Do you mean as in the ancient test for pure gold? Or the Arnoldian literary touchstone? -- Jim LoucksFrom: P <xanadu01@TELUS.NET>
Sent: Thursday, August 6, 2015 12:18 PM
Subject: Re: Letter of Recommendation: 'The Love Song of J. Alfred Prufrock'
Prufrock is touchstone.
On 6 Aug 2015 5:10 am, "Rickard A. Parker" <raparker@THEWORLD.COM> wrote:
> Another recommendation:
> The New York Times Magazine
> Letter of Recommendation: 'The Love Song of J. Alfred Prufrock'
> August 6, 2015
> By Mark Levine
> Mark Levine has written for the magazine since 2002. His new book of poems, ‘‘Travels of Marco,’’ will be published in 2016.
> The last paragraph:
> I lost myself in its winding passageways and felt momentarily reunited with my teenage self, transported into a world of frightening, delirious possibility. ‘‘Prufrock’’ could restore me to the primal necessities of poetry like nothing else. It wasn’t the same poem I discovered years earlier, nor the poem my students read, but with disarming specificity, ‘‘Prufrock’’ remained capable of speaking to an enduring desire for something larger than myself, made available through the shape-shifting powers of the imagination. ‘‘Why is the poem called a love song?’’ a student asked. It was a good question. I turned to the class. ‘‘Is Prufrock in love?’’ Long silence. Then a student spoke: ‘‘Yes,’’ she said. ‘‘In love with poetry.’’

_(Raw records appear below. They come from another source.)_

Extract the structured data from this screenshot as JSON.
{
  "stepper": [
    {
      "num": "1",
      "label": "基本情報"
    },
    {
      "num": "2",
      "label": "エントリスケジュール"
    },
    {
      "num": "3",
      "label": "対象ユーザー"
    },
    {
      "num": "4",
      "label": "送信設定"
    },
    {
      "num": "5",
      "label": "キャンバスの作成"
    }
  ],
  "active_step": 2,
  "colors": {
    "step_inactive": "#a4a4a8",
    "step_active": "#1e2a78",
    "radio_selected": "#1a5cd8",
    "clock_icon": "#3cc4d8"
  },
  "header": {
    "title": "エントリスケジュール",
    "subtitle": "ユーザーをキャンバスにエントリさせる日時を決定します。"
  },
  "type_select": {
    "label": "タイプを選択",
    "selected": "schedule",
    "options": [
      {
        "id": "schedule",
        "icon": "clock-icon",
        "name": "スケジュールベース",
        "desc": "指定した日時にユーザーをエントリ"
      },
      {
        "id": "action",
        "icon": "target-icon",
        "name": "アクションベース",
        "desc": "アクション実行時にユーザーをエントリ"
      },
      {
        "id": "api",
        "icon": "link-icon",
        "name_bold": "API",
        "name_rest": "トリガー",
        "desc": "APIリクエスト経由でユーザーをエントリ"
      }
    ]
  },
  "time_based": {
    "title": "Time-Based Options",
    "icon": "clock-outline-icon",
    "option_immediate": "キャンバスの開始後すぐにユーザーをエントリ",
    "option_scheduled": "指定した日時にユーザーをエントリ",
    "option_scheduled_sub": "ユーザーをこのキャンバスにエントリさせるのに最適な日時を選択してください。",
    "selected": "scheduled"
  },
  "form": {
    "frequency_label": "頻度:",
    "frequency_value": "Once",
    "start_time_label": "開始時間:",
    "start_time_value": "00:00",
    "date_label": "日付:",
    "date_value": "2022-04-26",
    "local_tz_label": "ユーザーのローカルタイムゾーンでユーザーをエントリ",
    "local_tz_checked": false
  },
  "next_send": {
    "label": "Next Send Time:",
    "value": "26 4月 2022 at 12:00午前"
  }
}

> A version of this article appears in print on August 9, 2015, on page MM20 of the Sunday Magazine with the headline: ‘The Love Song of J. Alfred Prufrock’.